This item appeared in Harper’s Weekly, a pro-Union magazine, praising a painting of John Brown going to his execution that was on display at the American Museum. The painting by Louis Ransom depicts Brown pausing on the steps of the Charlestown, Virginia, jail, surrounded by armed soldiers, and leaning down to kiss the small child proffered to him by an African-American woman. The legend of Brown kissing a slave child on the way to his execution originated with an account of the execution in the New York Tribune on December 6, 1859. This account was reprinted in other newspapers and in early Brown biographies. In fact, Brown encountered only soldiers and jail personnel on the way to his execution. Fearing that the painting would draw angry crowds during the July 1863 New York City draft riots, Barnum removed Ransom’s painting from the American Museum.

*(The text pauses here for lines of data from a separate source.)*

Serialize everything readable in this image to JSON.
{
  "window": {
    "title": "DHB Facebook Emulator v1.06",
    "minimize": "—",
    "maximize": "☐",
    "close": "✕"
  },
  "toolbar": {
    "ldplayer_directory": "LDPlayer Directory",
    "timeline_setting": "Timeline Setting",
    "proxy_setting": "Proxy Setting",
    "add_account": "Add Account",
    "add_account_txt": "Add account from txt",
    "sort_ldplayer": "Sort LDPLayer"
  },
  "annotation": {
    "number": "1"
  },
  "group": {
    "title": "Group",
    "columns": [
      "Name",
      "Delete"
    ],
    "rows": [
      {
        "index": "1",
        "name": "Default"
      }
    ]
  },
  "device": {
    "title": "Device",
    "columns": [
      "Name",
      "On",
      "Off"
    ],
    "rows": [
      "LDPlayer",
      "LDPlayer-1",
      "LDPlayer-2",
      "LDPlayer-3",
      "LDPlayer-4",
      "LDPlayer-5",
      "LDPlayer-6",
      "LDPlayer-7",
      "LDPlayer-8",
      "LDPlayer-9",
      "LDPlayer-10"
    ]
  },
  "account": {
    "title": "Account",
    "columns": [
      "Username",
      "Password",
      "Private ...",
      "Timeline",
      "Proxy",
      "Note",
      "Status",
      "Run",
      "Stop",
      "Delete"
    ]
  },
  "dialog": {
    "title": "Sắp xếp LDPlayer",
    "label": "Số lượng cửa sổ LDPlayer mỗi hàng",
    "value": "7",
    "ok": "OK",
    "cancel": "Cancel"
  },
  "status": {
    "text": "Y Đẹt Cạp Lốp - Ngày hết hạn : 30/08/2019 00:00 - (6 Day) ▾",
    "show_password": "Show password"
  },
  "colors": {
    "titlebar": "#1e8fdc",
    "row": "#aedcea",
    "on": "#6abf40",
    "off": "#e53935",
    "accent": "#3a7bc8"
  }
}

In the gallery with the Aquaria at Barnum’s Museum there is a large picture, painted by Louis Ransom, of John Brown on his way to execution. He is just leaving the jail under military escort and meets the negro woman and her child. "They were of the despised race for whose sake he had suffered so much, and was now about to lay down his life. He paused for a moment, stooped, and kissed the child tenderly." It is one of the incidents that history will always fondly record and art delineate. The fierce and bitter judgment of the moment upon the old man is already tempered. Despised and forsaken in his own day, the heart of another generation may treat him as he treated the little outcast child. In the picture his head is conspicuous against the yellow ground of a flag which surrounds it like a halo. The eager officer by his side pushes the mother away, and the bedizened soldier in the fore-ground scowls at her. The fussy parade which the authorities made at his execution is admirably suggested by these figures, and however sharply the work might be criticised by the connoisseur, there is a solemnity and pathos in it which is wanting in many a finer painting.
When the Lounger was a boy and went to museums, the chief and terrible attraction was the murder of old Mr. White in Salem, done in wax. But here for the boys of to-day is a terrible scene of another kind, to which the artist has brought an earnest and loving hand, and which—such is the constant throng at the Museum—more than many books or orations, will repeat the significant story to the popular heart. That heart will remember long that those who were fiercest in their condemnation of John Brown are faintest in their censure of the rebels.
Source: Harper’s Weekly, June 13, 1863.